- Task to complete -
List every line in this data where the string "caption" occurs.

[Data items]
==========

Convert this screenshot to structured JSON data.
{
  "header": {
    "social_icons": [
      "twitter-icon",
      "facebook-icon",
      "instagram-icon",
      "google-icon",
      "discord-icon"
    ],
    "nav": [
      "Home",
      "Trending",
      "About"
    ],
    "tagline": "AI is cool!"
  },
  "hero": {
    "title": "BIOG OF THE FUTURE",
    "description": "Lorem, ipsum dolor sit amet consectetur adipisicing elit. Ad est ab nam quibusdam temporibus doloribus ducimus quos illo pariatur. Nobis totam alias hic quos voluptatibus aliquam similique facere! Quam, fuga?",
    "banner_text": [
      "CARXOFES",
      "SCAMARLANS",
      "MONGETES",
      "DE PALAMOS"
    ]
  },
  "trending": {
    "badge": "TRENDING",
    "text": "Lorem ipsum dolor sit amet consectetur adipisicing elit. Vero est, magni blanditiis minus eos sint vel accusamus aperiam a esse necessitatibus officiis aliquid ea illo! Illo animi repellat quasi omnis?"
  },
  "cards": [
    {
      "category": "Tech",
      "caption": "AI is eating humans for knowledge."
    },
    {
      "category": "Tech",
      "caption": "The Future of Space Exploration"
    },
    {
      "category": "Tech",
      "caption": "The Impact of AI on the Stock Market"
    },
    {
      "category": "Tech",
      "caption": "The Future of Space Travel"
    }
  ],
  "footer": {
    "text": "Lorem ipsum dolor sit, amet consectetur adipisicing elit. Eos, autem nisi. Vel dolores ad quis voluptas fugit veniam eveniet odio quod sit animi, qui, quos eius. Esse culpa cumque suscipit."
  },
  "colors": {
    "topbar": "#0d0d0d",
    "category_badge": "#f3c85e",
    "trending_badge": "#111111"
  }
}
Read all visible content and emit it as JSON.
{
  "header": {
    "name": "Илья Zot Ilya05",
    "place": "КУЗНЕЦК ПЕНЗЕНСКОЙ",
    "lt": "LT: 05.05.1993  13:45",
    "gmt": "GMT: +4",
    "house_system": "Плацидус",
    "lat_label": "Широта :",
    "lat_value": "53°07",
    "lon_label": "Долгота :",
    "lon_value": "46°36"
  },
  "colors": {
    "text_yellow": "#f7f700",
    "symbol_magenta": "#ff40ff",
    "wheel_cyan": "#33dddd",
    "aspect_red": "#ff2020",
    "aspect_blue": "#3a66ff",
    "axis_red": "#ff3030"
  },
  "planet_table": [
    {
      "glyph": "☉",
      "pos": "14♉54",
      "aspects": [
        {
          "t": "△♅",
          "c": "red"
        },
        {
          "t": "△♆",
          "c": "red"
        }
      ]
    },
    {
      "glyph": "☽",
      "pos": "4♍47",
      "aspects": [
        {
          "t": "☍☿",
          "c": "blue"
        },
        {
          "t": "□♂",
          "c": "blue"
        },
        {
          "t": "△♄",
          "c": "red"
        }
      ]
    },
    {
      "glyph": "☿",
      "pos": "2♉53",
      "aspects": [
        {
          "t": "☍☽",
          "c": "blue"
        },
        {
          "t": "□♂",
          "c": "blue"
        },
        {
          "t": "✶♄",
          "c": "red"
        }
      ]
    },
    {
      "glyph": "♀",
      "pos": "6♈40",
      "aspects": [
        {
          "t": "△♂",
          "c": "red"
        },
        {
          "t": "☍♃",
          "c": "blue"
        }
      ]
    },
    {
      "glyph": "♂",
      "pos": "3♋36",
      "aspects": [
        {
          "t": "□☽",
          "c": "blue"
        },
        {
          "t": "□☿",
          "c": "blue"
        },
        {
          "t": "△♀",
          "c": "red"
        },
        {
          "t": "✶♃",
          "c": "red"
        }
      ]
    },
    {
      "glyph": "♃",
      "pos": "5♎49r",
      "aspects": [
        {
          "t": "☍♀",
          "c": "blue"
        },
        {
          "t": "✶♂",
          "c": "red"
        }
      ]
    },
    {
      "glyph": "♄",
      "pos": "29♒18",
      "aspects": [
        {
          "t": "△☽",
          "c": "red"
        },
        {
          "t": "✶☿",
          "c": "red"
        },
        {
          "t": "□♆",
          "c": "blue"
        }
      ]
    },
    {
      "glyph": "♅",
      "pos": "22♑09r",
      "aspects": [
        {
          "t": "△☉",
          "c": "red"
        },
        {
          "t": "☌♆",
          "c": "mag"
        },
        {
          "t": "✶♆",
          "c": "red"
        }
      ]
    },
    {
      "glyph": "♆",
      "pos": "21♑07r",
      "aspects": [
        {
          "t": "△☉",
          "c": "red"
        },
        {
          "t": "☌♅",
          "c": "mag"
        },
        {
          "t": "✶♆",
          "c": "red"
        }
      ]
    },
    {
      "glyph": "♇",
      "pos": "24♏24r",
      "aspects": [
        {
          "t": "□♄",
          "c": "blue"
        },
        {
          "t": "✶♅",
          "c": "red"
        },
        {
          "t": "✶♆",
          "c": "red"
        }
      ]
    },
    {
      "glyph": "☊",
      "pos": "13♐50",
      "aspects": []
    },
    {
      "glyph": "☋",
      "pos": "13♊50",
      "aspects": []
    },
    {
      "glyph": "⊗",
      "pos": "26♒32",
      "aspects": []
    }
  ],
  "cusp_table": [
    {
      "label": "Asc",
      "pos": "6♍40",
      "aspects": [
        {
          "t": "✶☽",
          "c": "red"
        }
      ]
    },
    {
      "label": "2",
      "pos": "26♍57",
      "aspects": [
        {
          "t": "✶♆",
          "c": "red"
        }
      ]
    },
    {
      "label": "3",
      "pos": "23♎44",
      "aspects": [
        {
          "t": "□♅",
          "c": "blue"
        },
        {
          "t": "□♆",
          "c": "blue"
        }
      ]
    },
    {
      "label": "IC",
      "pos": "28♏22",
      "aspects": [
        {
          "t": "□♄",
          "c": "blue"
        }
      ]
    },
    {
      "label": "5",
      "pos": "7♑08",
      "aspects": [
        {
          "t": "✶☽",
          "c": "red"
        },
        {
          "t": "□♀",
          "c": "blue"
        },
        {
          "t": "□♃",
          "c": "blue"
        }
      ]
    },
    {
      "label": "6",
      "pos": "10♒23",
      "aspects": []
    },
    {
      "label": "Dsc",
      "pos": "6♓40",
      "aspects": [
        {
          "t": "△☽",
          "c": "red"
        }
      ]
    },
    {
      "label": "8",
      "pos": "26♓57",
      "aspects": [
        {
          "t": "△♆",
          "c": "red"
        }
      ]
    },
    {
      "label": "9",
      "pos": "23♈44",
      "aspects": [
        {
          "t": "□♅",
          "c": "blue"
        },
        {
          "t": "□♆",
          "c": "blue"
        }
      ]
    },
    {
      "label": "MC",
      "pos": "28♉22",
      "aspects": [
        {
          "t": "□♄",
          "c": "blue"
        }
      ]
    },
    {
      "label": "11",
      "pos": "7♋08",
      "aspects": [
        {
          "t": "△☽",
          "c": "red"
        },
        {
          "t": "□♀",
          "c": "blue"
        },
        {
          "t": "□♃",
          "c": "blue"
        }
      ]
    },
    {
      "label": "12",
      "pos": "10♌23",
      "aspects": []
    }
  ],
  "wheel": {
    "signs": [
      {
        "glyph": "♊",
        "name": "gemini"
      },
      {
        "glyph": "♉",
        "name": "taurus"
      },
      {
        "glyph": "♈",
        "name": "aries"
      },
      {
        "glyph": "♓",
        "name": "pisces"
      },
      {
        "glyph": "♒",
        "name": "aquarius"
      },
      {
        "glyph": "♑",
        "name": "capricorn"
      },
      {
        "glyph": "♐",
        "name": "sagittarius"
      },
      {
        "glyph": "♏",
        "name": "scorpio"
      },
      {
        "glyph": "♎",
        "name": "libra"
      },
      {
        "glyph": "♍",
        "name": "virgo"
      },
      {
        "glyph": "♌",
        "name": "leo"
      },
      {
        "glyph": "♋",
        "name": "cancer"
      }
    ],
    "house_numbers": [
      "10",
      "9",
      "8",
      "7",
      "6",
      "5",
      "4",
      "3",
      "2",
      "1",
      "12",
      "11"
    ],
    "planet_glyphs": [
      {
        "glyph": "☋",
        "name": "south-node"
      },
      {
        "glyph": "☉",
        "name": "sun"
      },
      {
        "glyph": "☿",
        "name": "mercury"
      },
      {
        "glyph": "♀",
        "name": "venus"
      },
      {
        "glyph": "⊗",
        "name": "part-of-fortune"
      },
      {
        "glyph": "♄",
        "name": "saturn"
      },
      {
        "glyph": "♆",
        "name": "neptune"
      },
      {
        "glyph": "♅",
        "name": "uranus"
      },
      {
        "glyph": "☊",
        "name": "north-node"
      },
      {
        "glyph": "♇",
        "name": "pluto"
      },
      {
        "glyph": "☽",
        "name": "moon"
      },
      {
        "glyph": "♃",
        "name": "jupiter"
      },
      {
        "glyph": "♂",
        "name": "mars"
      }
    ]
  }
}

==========

- Answer below -
      "caption": "AI is eating humans for knowledge."
      "caption": "The Future of Space Exploration"
      "caption": "The Impact of AI on the Stock Market"
      "caption": "The Future of Space Travel"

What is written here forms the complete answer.